As far back as 2017, before the invasion but when Russia-Ukraine tensions were high, the Russian embassy in Canada criticized the existence of Ukrainian monuments in Canada, accusing them of paying tribute to “Nazi collaborators”.
Taras Podilsky, a spokesperson for the Ukrainian Youth Unity Complex in Edmonton that houses the bust of Shukhevych, said Mr Hunka’s swift renunciation by Canadian politicians is the latest effect of Russia’s disinformation campaign.
He added there is no evidence linking the veteran to war crimes.
“Without any due process, this person is a victim of a Russian narrative that has now been successful,” Mr Podilsky said.
Mr Mostyn of B’nai Brith said he acknowledged the complicated nature of this history, especially to some within the Ukrainian diaspora.
But he said any ties to Nazism “is not something that we can allow future generations to celebrate or whitewash”.
More broadly, Holocaust scholars have called out several eastern European countries in recent years for downplaying their role in the massacre of Jewish people during WWII.
Both Jewish groups in Canada and Canadians of Ukrainian descent behind these monuments said they have had conversations about the issue.
However, both said they were unable to agree on a path forward.
“It is on our own private property, it is not on public property, and it is for us to have a symbol of Ukrainian freedom,” Mr Podilsky said of the Shukhevych bust in Edmonton. “We know there was no wrongdoing.”

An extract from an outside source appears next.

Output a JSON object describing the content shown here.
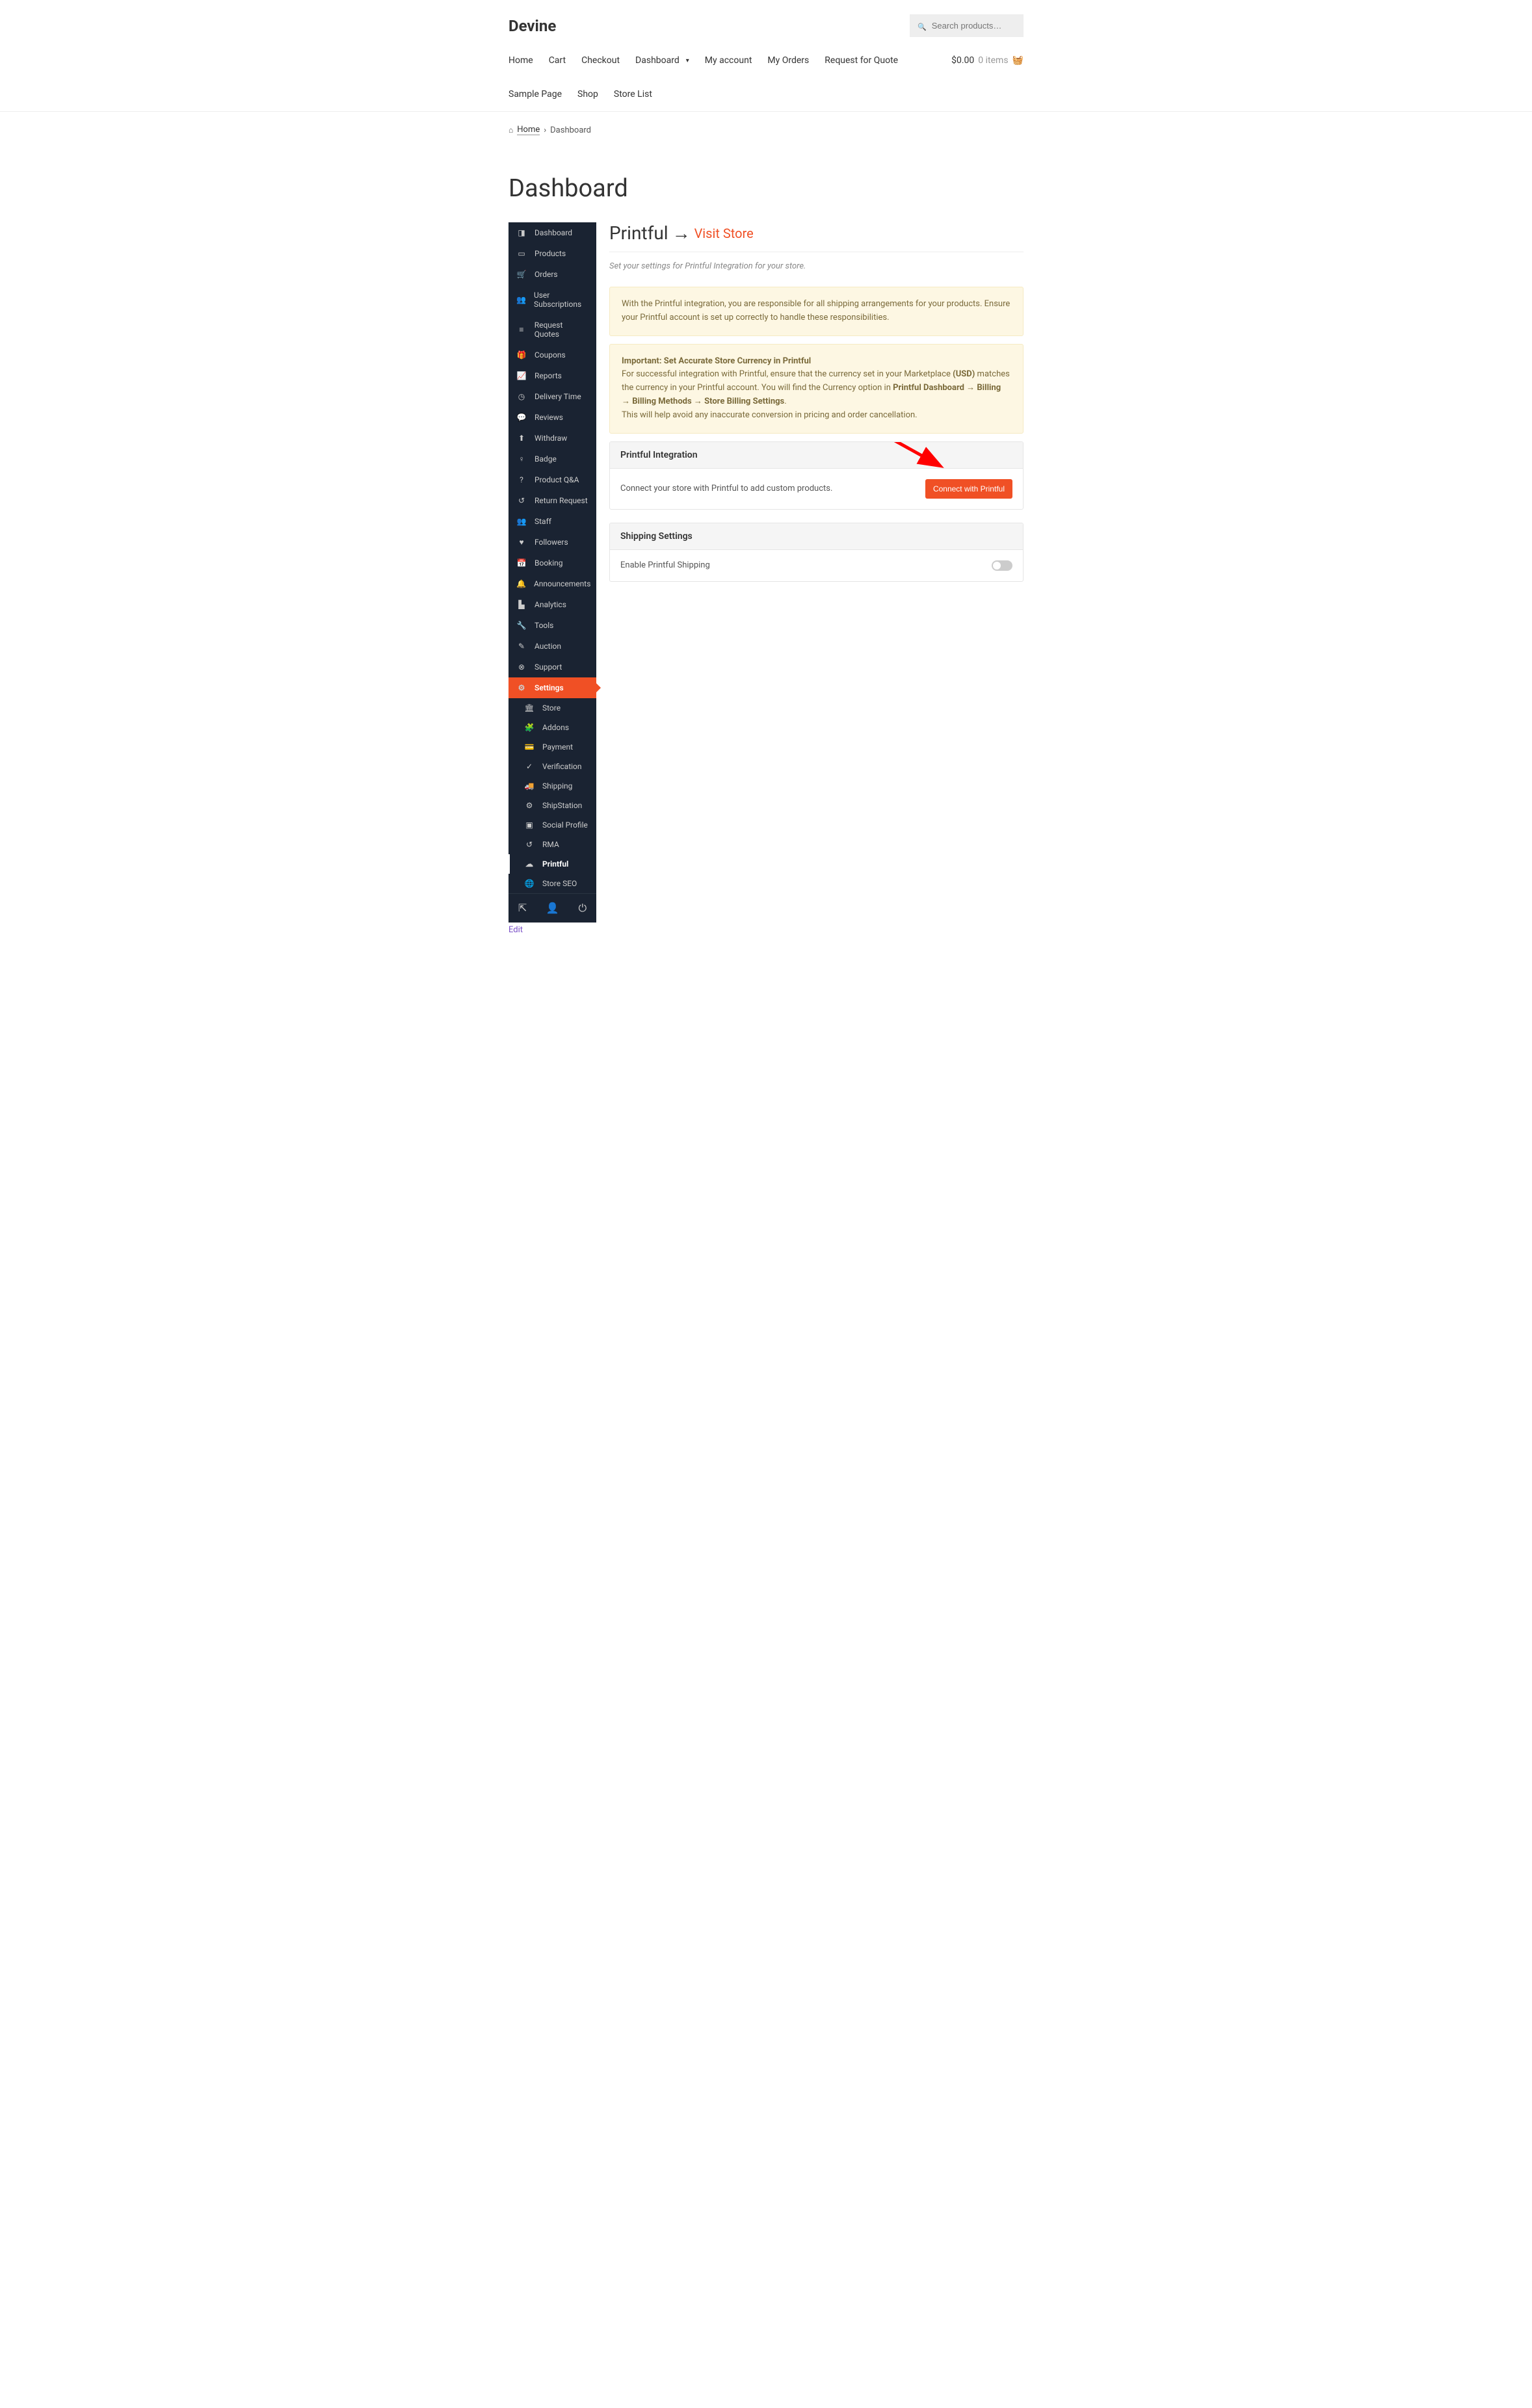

Mr Mostyn said that, to him, the recent episode in Canada’s House of Commons shows that there are gaps when it comes to Canada’s knowledge of Nazi history.
“We have a situation in Canada where we don’t know our own history when it comes to Nazi perpetrators that made their way into this country,” he said.
He and others within the Jewish community in Canada have called for a renewed examination of this history.
“It really is important that leadership be shown at the highest level by our prime minister, to finally open this up, because this is something that Jewish community has been demanding for decades.”